''The Guide to Reference Materials for School Library Media Centers'' is a list of sources, topically organized, that is intended to aid School Library Media Specialists in purchasing reference materials. The guide includes information on age and grade appropriateness as well as a full citation, brief summary, and cost of each item. It covers a wide number of subjects found in school libraries and seems well organized with a table of contents, an author/title index, and a subject index. Small, dense text with no pictures hinders readability. In a quick search, I could not find any obvious competitors with this book, only books that were more about reference services than materials. The work seems well researched, but the last update was in 1998. Sample question: My SLMC needs more materials about rocks and minerals. What should I order?”

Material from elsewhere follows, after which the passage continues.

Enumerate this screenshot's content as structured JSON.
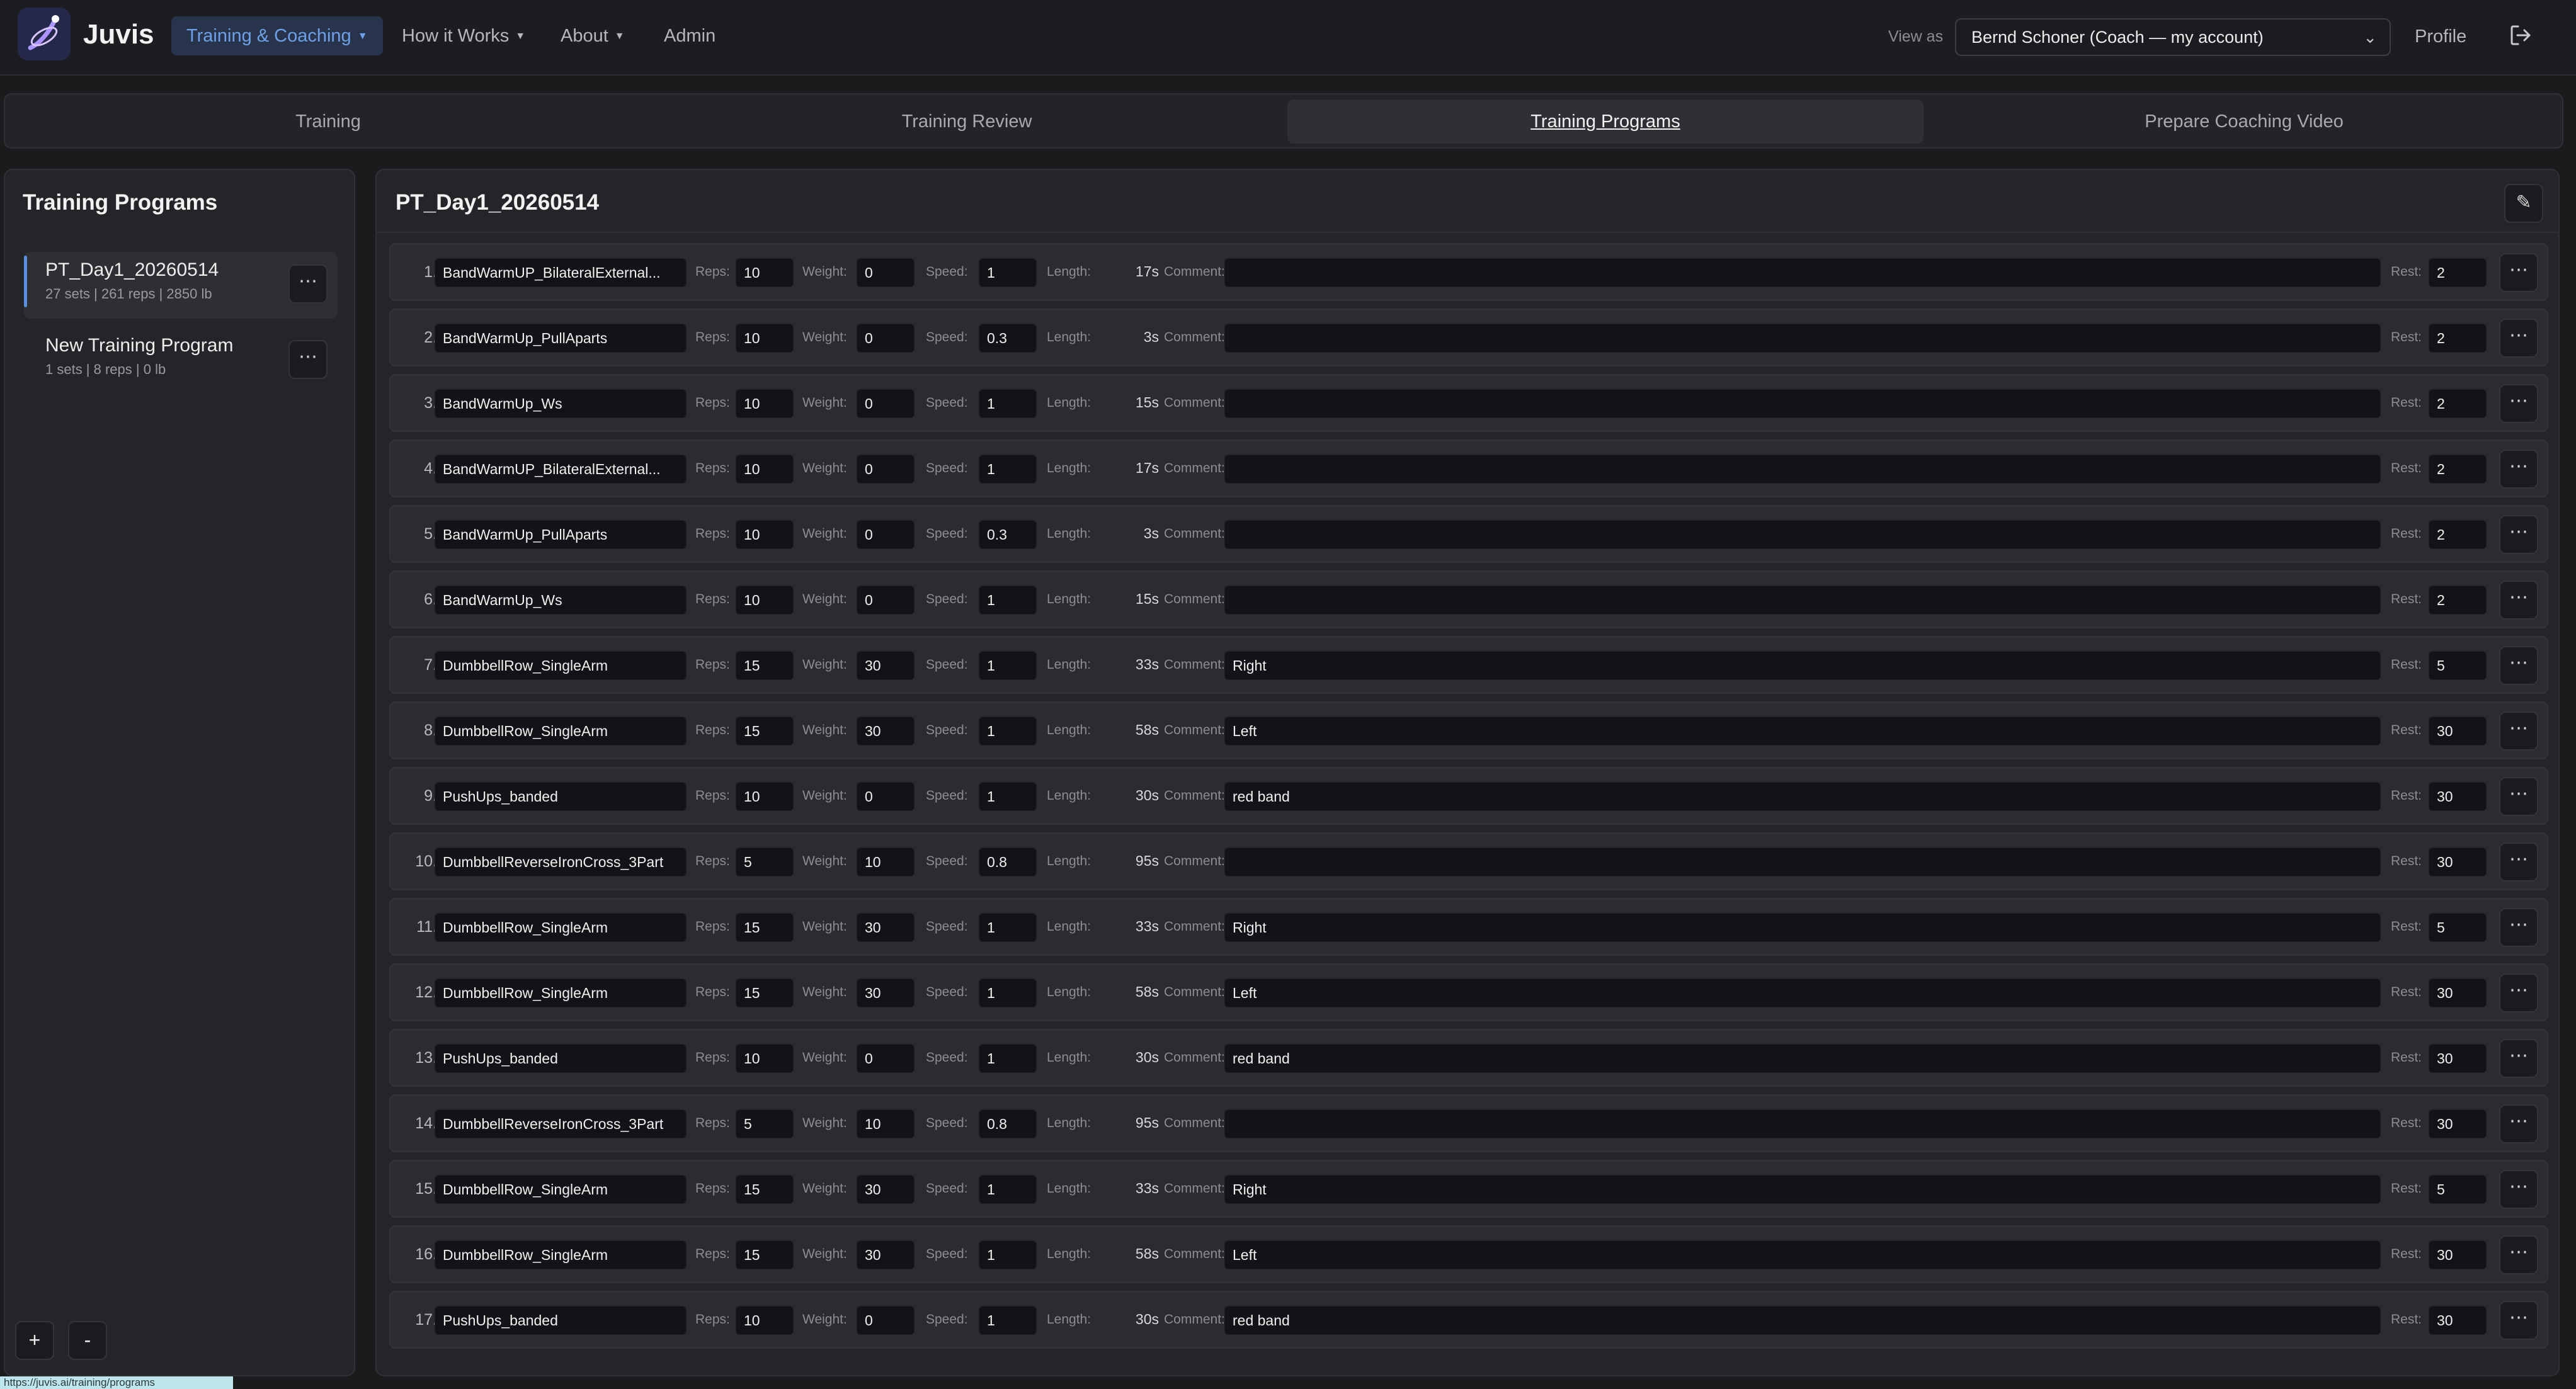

(Dave) Sweetland, James H., and Frances Neel Cheney. '''Fundamental Reference Sources. 3rd ed.''' Chicago: American Library Association, 2000. GSLIS Office Reserve.
Like the first two, this, the third edition of Sweetland’s Fundamental Reference Sources, is an introduction to selected sources of bibliographical, biographical, linguistic, statistical, and geographical organization. It is an authoritative reference source on reference sources featuring the best materials in all media for all types of libraries to meet the needs of a multicultural audience. The book outlines what is required to easily locate, evaluate, and select the best information sources. In doing so, Sweetland, a LIS professor at the University of Wisconsin with a long list of credentials, shows how to meet the audience’s needs using non-English sources, biographical listings of underrepresented populations, and bilingual dictionaries. In addition to showing how to find more electronic and non-print media, government publications, collective indexes, and abstracts, the book explains how to identify current electronic resources for each reference category. Compared to the first two editions, this edition is completely revised and reflects substantial changes to the organization of its contents, an increased emphasis on evaluation, and the increasing use of electronic formats. Intuitively displayed material is followed with a back-of-the-book section on acronyms and initialisms, an appendix, and index.